[Exercise instructions] The entries are to be output once more, word for word.

[The input]
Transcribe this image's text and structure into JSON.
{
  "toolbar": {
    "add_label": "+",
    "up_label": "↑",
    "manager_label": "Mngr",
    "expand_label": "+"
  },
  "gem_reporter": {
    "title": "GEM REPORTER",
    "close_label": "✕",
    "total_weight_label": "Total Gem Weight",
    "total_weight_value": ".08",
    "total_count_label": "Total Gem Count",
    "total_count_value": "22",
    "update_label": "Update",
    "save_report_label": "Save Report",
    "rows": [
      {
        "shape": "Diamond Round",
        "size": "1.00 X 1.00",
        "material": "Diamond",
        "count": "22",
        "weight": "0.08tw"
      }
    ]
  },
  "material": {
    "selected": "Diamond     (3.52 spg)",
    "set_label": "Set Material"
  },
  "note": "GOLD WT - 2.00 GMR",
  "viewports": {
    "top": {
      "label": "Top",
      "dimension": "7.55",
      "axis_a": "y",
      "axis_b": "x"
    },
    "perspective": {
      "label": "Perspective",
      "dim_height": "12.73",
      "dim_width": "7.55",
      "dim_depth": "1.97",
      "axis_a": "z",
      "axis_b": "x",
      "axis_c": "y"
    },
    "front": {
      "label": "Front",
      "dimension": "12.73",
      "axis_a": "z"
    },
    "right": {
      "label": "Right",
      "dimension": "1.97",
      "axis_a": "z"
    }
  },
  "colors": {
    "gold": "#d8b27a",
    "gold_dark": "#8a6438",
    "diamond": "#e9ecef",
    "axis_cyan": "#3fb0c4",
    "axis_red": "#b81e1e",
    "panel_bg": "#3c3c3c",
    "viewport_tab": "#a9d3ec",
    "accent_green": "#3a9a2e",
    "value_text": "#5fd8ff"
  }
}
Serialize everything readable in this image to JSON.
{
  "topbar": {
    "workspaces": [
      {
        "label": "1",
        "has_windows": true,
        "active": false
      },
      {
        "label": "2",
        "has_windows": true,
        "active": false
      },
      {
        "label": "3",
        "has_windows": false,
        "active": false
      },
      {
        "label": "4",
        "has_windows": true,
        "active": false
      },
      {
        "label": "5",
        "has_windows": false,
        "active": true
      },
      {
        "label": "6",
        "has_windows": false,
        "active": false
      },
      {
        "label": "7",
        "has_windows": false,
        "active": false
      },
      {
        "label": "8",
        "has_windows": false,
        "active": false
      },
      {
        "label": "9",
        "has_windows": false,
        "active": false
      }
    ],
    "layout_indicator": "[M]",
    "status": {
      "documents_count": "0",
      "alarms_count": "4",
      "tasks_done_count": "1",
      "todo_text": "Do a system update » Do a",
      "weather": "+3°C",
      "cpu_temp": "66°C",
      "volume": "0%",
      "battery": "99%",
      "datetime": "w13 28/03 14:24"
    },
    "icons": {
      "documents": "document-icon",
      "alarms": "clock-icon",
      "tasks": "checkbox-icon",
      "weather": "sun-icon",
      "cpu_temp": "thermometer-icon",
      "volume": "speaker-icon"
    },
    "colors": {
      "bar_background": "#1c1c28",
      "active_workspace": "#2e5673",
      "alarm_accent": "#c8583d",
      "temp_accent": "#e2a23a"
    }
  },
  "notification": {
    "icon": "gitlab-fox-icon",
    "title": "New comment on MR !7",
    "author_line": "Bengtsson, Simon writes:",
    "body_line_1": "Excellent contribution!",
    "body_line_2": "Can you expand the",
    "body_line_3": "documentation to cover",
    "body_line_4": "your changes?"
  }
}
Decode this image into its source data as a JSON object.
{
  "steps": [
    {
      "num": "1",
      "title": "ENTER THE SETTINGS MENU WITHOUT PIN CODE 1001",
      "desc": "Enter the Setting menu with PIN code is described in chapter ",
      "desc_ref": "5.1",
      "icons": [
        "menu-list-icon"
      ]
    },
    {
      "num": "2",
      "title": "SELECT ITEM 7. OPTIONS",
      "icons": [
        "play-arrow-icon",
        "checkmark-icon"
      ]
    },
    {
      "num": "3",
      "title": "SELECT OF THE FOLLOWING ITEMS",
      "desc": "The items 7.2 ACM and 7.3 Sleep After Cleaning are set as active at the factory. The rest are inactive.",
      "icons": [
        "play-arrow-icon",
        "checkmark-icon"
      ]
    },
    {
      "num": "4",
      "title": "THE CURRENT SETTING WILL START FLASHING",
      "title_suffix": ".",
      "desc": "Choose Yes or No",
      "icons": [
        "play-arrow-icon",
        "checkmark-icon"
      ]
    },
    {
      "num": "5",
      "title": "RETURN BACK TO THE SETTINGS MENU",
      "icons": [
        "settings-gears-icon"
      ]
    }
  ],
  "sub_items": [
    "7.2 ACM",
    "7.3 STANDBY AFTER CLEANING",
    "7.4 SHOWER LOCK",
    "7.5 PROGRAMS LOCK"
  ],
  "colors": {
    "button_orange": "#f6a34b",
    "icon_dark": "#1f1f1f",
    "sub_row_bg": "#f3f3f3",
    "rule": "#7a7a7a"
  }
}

[Task output]
Transcribe this image's text and structure into JSON.
{
  "toolbar": {
    "add_label": "+",
    "up_label": "↑",
    "manager_label": "Mngr",
    "expand_label": "+"
  },
  "gem_reporter": {
    "title": "GEM REPORTER",
    "close_label": "✕",
    "total_weight_label": "Total Gem Weight",
    "total_weight_value": ".08",
    "total_count_label": "Total Gem Count",
    "total_count_value": "22",
    "update_label": "Update",
    "save_report_label": "Save Report",
    "rows": [
      {
        "shape": "Diamond Round",
        "size": "1.00 X 1.00",
        "material": "Diamond",
        "count": "22",
        "weight": "0.08tw"
      }
    ]
  },
  "material": {
    "selected": "Diamond     (3.52 spg)",
    "set_label": "Set Material"
  },
  "note": "GOLD WT - 2.00 GMR",
  "viewports": {
    "top": {
      "label": "Top",
      "dimension": "7.55",
      "axis_a": "y",
      "axis_b": "x"
    },
    "perspective": {
      "label": "Perspective",
      "dim_height": "12.73",
      "dim_width": "7.55",
      "dim_depth": "1.97",
      "axis_a": "z",
      "axis_b": "x",
      "axis_c": "y"
    },
    "front": {
      "label": "Front",
      "dimension": "12.73",
      "axis_a": "z"
    },
    "right": {
      "label": "Right",
      "dimension": "1.97",
      "axis_a": "z"
    }
  },
  "colors": {
    "gold": "#d8b27a",
    "gold_dark": "#8a6438",
    "diamond": "#e9ecef",
    "axis_cyan": "#3fb0c4",
    "axis_red": "#b81e1e",
    "panel_bg": "#3c3c3c",
    "viewport_tab": "#a9d3ec",
    "accent_green": "#3a9a2e",
    "value_text": "#5fd8ff"
  }
}
Serialize everything readable in this image to JSON.
{
  "topbar": {
    "workspaces": [
      {
        "label": "1",
        "has_windows": true,
        "active": false
      },
      {
        "label": "2",
        "has_windows": true,
        "active": false
      },
      {
        "label": "3",
        "has_windows": false,
        "active": false
      },
      {
        "label": "4",
        "has_windows": true,
        "active": false
      },
      {
        "label": "5",
        "has_windows": false,
        "active": true
      },
      {
        "label": "6",
        "has_windows": false,
        "active": false
      },
      {
        "label": "7",
        "has_windows": false,
        "active": false
      },
      {
        "label": "8",
        "has_windows": false,
        "active": false
      },
      {
        "label": "9",
        "has_windows": false,
        "active": false
      }
    ],
    "layout_indicator": "[M]",
    "status": {
      "documents_count": "0",
      "alarms_count": "4",
      "tasks_done_count": "1",
      "todo_text": "Do a system update » Do a",
      "weather": "+3°C",
      "cpu_temp": "66°C",
      "volume": "0%",
      "battery": "99%",
      "datetime": "w13 28/03 14:24"
    },
    "icons": {
      "documents": "document-icon",
      "alarms": "clock-icon",
      "tasks": "checkbox-icon",
      "weather": "sun-icon",
      "cpu_temp": "thermometer-icon",
      "volume": "speaker-icon"
    },
    "colors": {
      "bar_background": "#1c1c28",
      "active_workspace": "#2e5673",
      "alarm_accent": "#c8583d",
      "temp_accent": "#e2a23a"
    }
  },
  "notification": {
    "icon": "gitlab-fox-icon",
    "title": "New comment on MR !7",
    "author_line": "Bengtsson, Simon writes:",
    "body_line_1": "Excellent contribution!",
    "body_line_2": "Can you expand the",
    "body_line_3": "documentation to cover",
    "body_line_4": "your changes?"
  }
}
Decode this image into its source data as a JSON object.
{
  "steps": [
    {
      "num": "1",
      "title": "ENTER THE SETTINGS MENU WITHOUT PIN CODE 1001",
      "desc": "Enter the Setting menu with PIN code is described in chapter ",
      "desc_ref": "5.1",
      "icons": [
        "menu-list-icon"
      ]
    },
    {
      "num": "2",
      "title": "SELECT ITEM 7. OPTIONS",
      "icons": [
        "play-arrow-icon",
        "checkmark-icon"
      ]
    },
    {
      "num": "3",
      "title": "SELECT OF THE FOLLOWING ITEMS",
      "desc": "The items 7.2 ACM and 7.3 Sleep After Cleaning are set as active at the factory. The rest are inactive.",
      "icons": [
        "play-arrow-icon",
        "checkmark-icon"
      ]
    },
    {
      "num": "4",
      "title": "THE CURRENT SETTING WILL START FLASHING",
      "title_suffix": ".",
      "desc": "Choose Yes or No",
      "icons": [
        "play-arrow-icon",
        "checkmark-icon"
      ]
    },
    {
      "num": "5",
      "title": "RETURN BACK TO THE SETTINGS MENU",
      "icons": [
        "settings-gears-icon"
      ]
    }
  ],
  "sub_items": [
    "7.2 ACM",
    "7.3 STANDBY AFTER CLEANING",
    "7.4 SHOWER LOCK",
    "7.5 PROGRAMS LOCK"
  ],
  "colors": {
    "button_orange": "#f6a34b",
    "icon_dark": "#1f1f1f",
    "sub_row_bg": "#f3f3f3",
    "rule": "#7a7a7a"
  }
}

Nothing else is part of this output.